▶ _Task to complete_
Count the lines in the entries that contain the string "time". State nothing but the number.

▶ _Listed records_
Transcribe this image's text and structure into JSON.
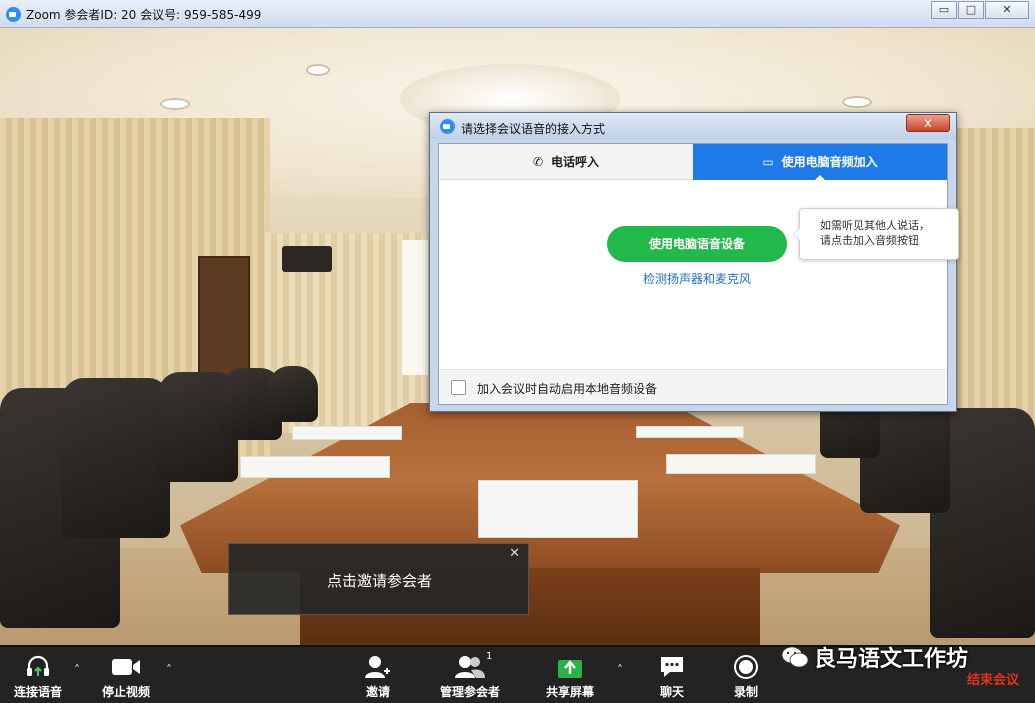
{
  "window": {
    "title": "Zoom 参会者ID: 20   会议号: 959-585-499",
    "controls": [
      "▭",
      "□",
      "✕"
    ]
  },
  "audio_dialog": {
    "title": "请选择会议语音的接入方式",
    "close_label": "x",
    "tabs": [
      {
        "label": "电话呼入",
        "icon": "phone-icon",
        "active": false
      },
      {
        "label": "使用电脑音频加入",
        "icon": "laptop-icon",
        "active": true
      }
    ],
    "join_button_label": "使用电脑语音设备",
    "test_link_label": "检测扬声器和麦克风",
    "tooltip_line1": "如需听见其他人说话，",
    "tooltip_line2": "请点击加入音频按钮",
    "auto_join_checkbox_label": "加入会议时自动启用本地音频设备",
    "auto_join_checked": false
  },
  "invite_popup": {
    "message": "点击邀请参会者",
    "close_label": "✕"
  },
  "toolbar": {
    "connect_audio": "连接语音",
    "stop_video": "停止视频",
    "invite": "邀请",
    "manage_participants": "管理参会者",
    "participant_count": "1",
    "share_screen": "共享屏幕",
    "chat": "聊天",
    "record": "录制",
    "end_meeting": "结束会议"
  },
  "watermark": "良马语文工作坊",
  "colors": {
    "accent_blue": "#1f7ae8",
    "join_green": "#22b94a",
    "share_green": "#2ab24a",
    "end_red": "#e0321f"
  }
}
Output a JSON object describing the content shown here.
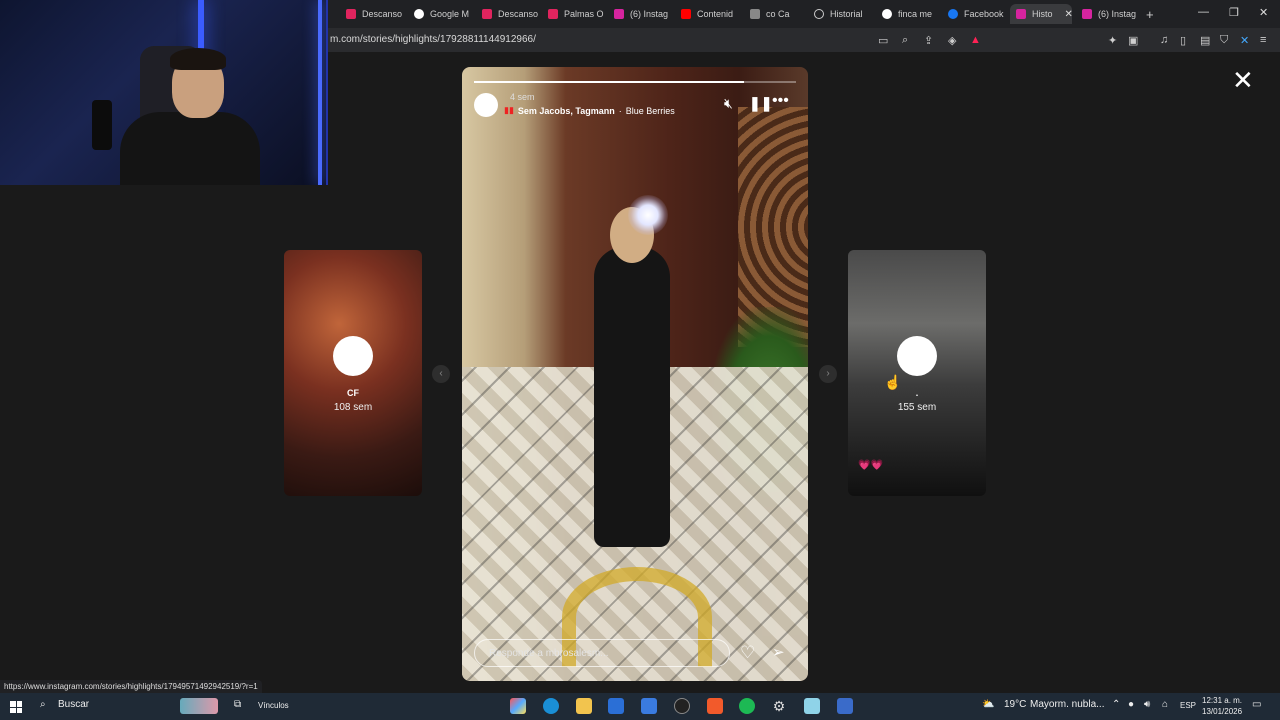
{
  "browser": {
    "tabs": [
      {
        "label": "Descanso",
        "color": "#e0245e"
      },
      {
        "label": "Google M",
        "color": "#ffffff"
      },
      {
        "label": "Descanso",
        "color": "#e0245e"
      },
      {
        "label": "Palmas O",
        "color": "#e0245e"
      },
      {
        "label": "(6) Instag",
        "color": "#d6249f"
      },
      {
        "label": "Contenid",
        "color": "#ff0000"
      },
      {
        "label": "co Ca",
        "color": "#888888"
      },
      {
        "label": "Historial",
        "color": "#cccccc"
      },
      {
        "label": "finca me",
        "color": "#ffffff"
      },
      {
        "label": "Facebook",
        "color": "#1877f2"
      },
      {
        "label": "Histo",
        "color": "#d6249f",
        "active": true
      },
      {
        "label": "(6) Instag",
        "color": "#d6249f"
      }
    ],
    "new_tab": "+",
    "url": "m.com/stories/highlights/17928811144912966/",
    "status_url": "https://www.instagram.com/stories/highlights/17949571492942519/?r=1"
  },
  "viewer": {
    "close_label": "✕",
    "main_story": {
      "time": "4 sem",
      "music_artist": "Sem Jacobs, Tagmann",
      "music_title": "Blue Berries",
      "progress": 0.84,
      "reply_placeholder": "Responde a mbrosalesm..."
    },
    "left_story": {
      "name": "CF",
      "time": "108 sem"
    },
    "right_story": {
      "name": ".",
      "time": "155 sem",
      "hearts": "💗💗"
    }
  },
  "taskbar": {
    "search_label": "Buscar",
    "links_label": "Vínculos",
    "weather_temp": "19°C",
    "weather_desc": "Mayorm. nubla...",
    "language": "ESP",
    "time": "12:31 a. m.",
    "date": "13/01/2026"
  },
  "icons": {
    "close": "close-icon",
    "mute": "mute-icon",
    "pause": "pause-icon",
    "more": "more-icon",
    "heart": "heart-icon",
    "send": "send-icon"
  }
}
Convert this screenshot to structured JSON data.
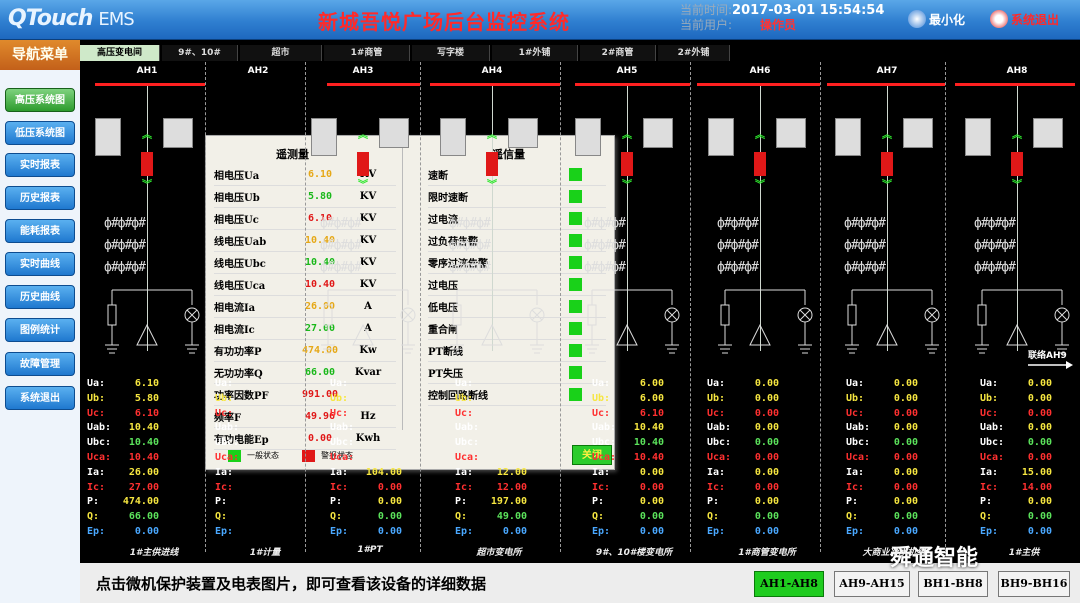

▶ _Written answer_
4